* [Required action]
Write out the entries exactly, pictures excluded.

* [Records to process]
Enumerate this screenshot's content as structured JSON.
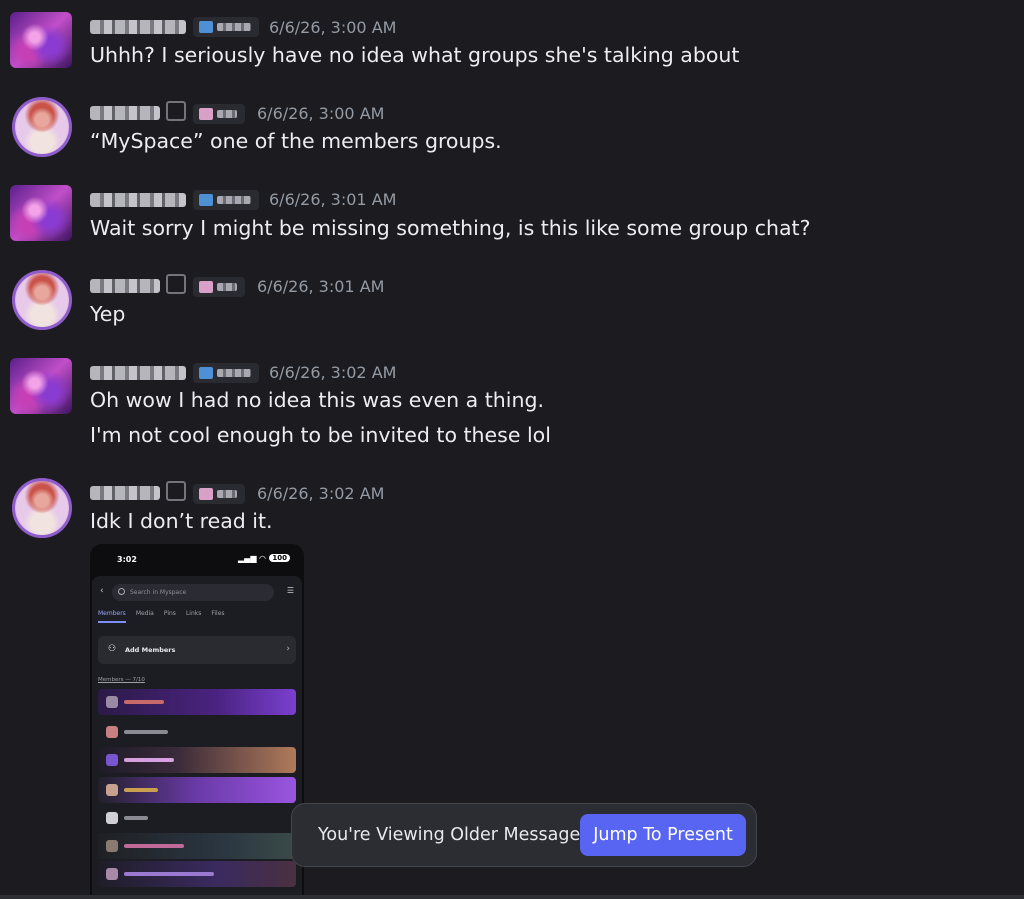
{
  "messages": [
    {
      "timestamp": "6/6/26, 3:00 AM",
      "lines": [
        "Uhhh? I seriously have no idea what groups she's talking about"
      ]
    },
    {
      "timestamp": "6/6/26, 3:00 AM",
      "lines": [
        "“MySpace” one of the members groups."
      ]
    },
    {
      "timestamp": "6/6/26, 3:01 AM",
      "lines": [
        "Wait sorry I might be missing something, is this like some group chat?"
      ]
    },
    {
      "timestamp": "6/6/26, 3:01 AM",
      "lines": [
        "Yep"
      ]
    },
    {
      "timestamp": "6/6/26, 3:02 AM",
      "lines": [
        "Oh wow I had no idea this was even a thing.",
        "I'm not cool enough to be invited to these lol"
      ]
    },
    {
      "timestamp": "6/6/26, 3:02 AM",
      "lines": [
        "Idk I don’t read it."
      ]
    }
  ],
  "attachment": {
    "status_time": "3:02",
    "battery": "100",
    "search_placeholder": "Search in Myspace",
    "tabs": [
      "Members",
      "Media",
      "Pins",
      "Links",
      "Files"
    ],
    "add_members_label": "Add Members",
    "members_count": "Members — 7/10"
  },
  "banner": {
    "text": "You're Viewing Older Messages",
    "button_label": "Jump To Present"
  },
  "colors": {
    "background": "#1b1b20",
    "accent": "#5865f2",
    "timestamp": "#949ba4"
  }
}
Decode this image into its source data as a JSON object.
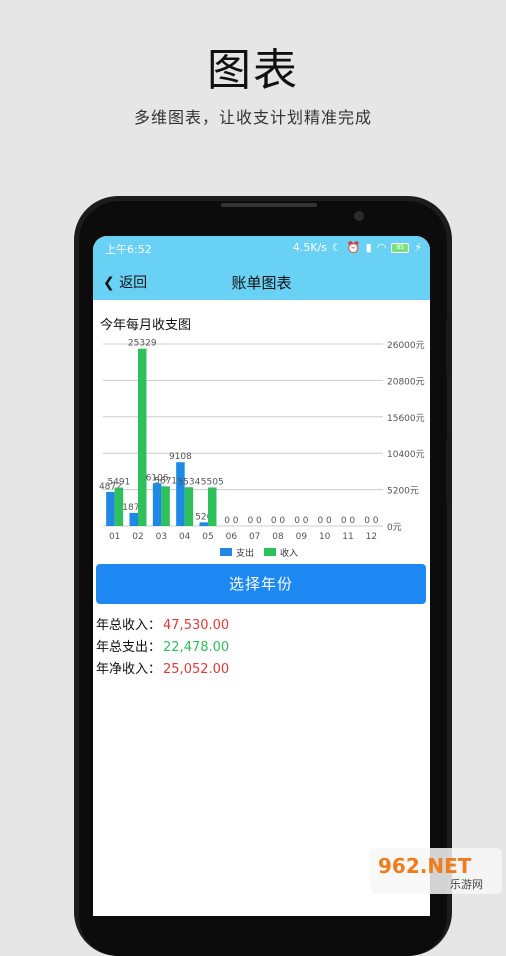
{
  "promo": {
    "title": "图表",
    "subtitle": "多维图表，让收支计划精准完成"
  },
  "status_bar": {
    "time": "上午6:52",
    "speed": "4.5K/s",
    "battery": "85"
  },
  "nav": {
    "back_label": "返回",
    "title": "账单图表"
  },
  "chart_data": {
    "type": "bar",
    "title": "今年每月收支图",
    "categories": [
      "01",
      "02",
      "03",
      "04",
      "05",
      "06",
      "07",
      "08",
      "09",
      "10",
      "11",
      "12"
    ],
    "series": [
      {
        "name": "支出",
        "color": "#1e88e5",
        "values": [
          4872,
          1872,
          6106,
          9108,
          520,
          0,
          0,
          0,
          0,
          0,
          0,
          0
        ]
      },
      {
        "name": "收入",
        "color": "#2ec05a",
        "values": [
          5491,
          25329,
          5671,
          5534,
          5505,
          0,
          0,
          0,
          0,
          0,
          0,
          0
        ]
      }
    ],
    "series_labels": [
      [
        "4872",
        "1872",
        "6106",
        "9108",
        "520",
        "0",
        "0",
        "0",
        "0",
        "0",
        "0",
        "0"
      ],
      [
        "5491",
        "25329",
        "5671",
        "5534",
        "5505",
        "0",
        "0",
        "0",
        "0",
        "0",
        "0",
        "0"
      ]
    ],
    "y_ticks": [
      0,
      5200,
      10400,
      15600,
      20800,
      26000
    ],
    "y_tick_labels": [
      "0元",
      "5200元",
      "10400元",
      "15600元",
      "20800元",
      "26000元"
    ],
    "ylim": [
      0,
      26000
    ],
    "grid": true,
    "legend_position": "bottom-center",
    "y_axis_side": "right"
  },
  "select_year_label": "选择年份",
  "summary": {
    "income_label": "年总收入：",
    "income_value": "47,530.00",
    "income_color": "#e53935",
    "expense_label": "年总支出：",
    "expense_value": "22,478.00",
    "expense_color": "#2ec05a",
    "net_label": "年净收入：",
    "net_value": "25,052.00",
    "net_color": "#e53935"
  },
  "watermark": {
    "brand": "962.NET",
    "sub": "乐游网"
  }
}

* [Answer to the problem]
Enumerate this screenshot's content as structured JSON.
{
  "messages": [
    {
      "timestamp": "6/6/26, 3:00 AM",
      "lines": [
        "Uhhh? I seriously have no idea what groups she's talking about"
      ]
    },
    {
      "timestamp": "6/6/26, 3:00 AM",
      "lines": [
        "“MySpace” one of the members groups."
      ]
    },
    {
      "timestamp": "6/6/26, 3:01 AM",
      "lines": [
        "Wait sorry I might be missing something, is this like some group chat?"
      ]
    },
    {
      "timestamp": "6/6/26, 3:01 AM",
      "lines": [
        "Yep"
      ]
    },
    {
      "timestamp": "6/6/26, 3:02 AM",
      "lines": [
        "Oh wow I had no idea this was even a thing.",
        "I'm not cool enough to be invited to these lol"
      ]
    },
    {
      "timestamp": "6/6/26, 3:02 AM",
      "lines": [
        "Idk I don’t read it."
      ]
    }
  ],
  "attachment": {
    "status_time": "3:02",
    "battery": "100",
    "search_placeholder": "Search in Myspace",
    "tabs": [
      "Members",
      "Media",
      "Pins",
      "Links",
      "Files"
    ],
    "add_members_label": "Add Members",
    "members_count": "Members — 7/10"
  },
  "banner": {
    "text": "You're Viewing Older Messages",
    "button_label": "Jump To Present"
  },
  "colors": {
    "background": "#1b1b20",
    "accent": "#5865f2",
    "timestamp": "#949ba4"
  }
}
Decode this image into its source data as a JSON object.
{
  "promo": {
    "title": "图表",
    "subtitle": "多维图表，让收支计划精准完成"
  },
  "status_bar": {
    "time": "上午6:52",
    "speed": "4.5K/s",
    "battery": "85"
  },
  "nav": {
    "back_label": "返回",
    "title": "账单图表"
  },
  "chart_data": {
    "type": "bar",
    "title": "今年每月收支图",
    "categories": [
      "01",
      "02",
      "03",
      "04",
      "05",
      "06",
      "07",
      "08",
      "09",
      "10",
      "11",
      "12"
    ],
    "series": [
      {
        "name": "支出",
        "color": "#1e88e5",
        "values": [
          4872,
          1872,
          6106,
          9108,
          520,
          0,
          0,
          0,
          0,
          0,
          0,
          0
        ]
      },
      {
        "name": "收入",
        "color": "#2ec05a",
        "values": [
          5491,
          25329,
          5671,
          5534,
          5505,
          0,
          0,
          0,
          0,
          0,
          0,
          0
        ]
      }
    ],
    "series_labels": [
      [
        "4872",
        "1872",
        "6106",
        "9108",
        "520",
        "0",
        "0",
        "0",
        "0",
        "0",
        "0",
        "0"
      ],
      [
        "5491",
        "25329",
        "5671",
        "5534",
        "5505",
        "0",
        "0",
        "0",
        "0",
        "0",
        "0",
        "0"
      ]
    ],
    "y_ticks": [
      0,
      5200,
      10400,
      15600,
      20800,
      26000
    ],
    "y_tick_labels": [
      "0元",
      "5200元",
      "10400元",
      "15600元",
      "20800元",
      "26000元"
    ],
    "ylim": [
      0,
      26000
    ],
    "grid": true,
    "legend_position": "bottom-center",
    "y_axis_side": "right"
  },
  "select_year_label": "选择年份",
  "summary": {
    "income_label": "年总收入：",
    "income_value": "47,530.00",
    "income_color": "#e53935",
    "expense_label": "年总支出：",
    "expense_value": "22,478.00",
    "expense_color": "#2ec05a",
    "net_label": "年净收入：",
    "net_value": "25,052.00",
    "net_color": "#e53935"
  },
  "watermark": {
    "brand": "962.NET",
    "sub": "乐游网"
  }
}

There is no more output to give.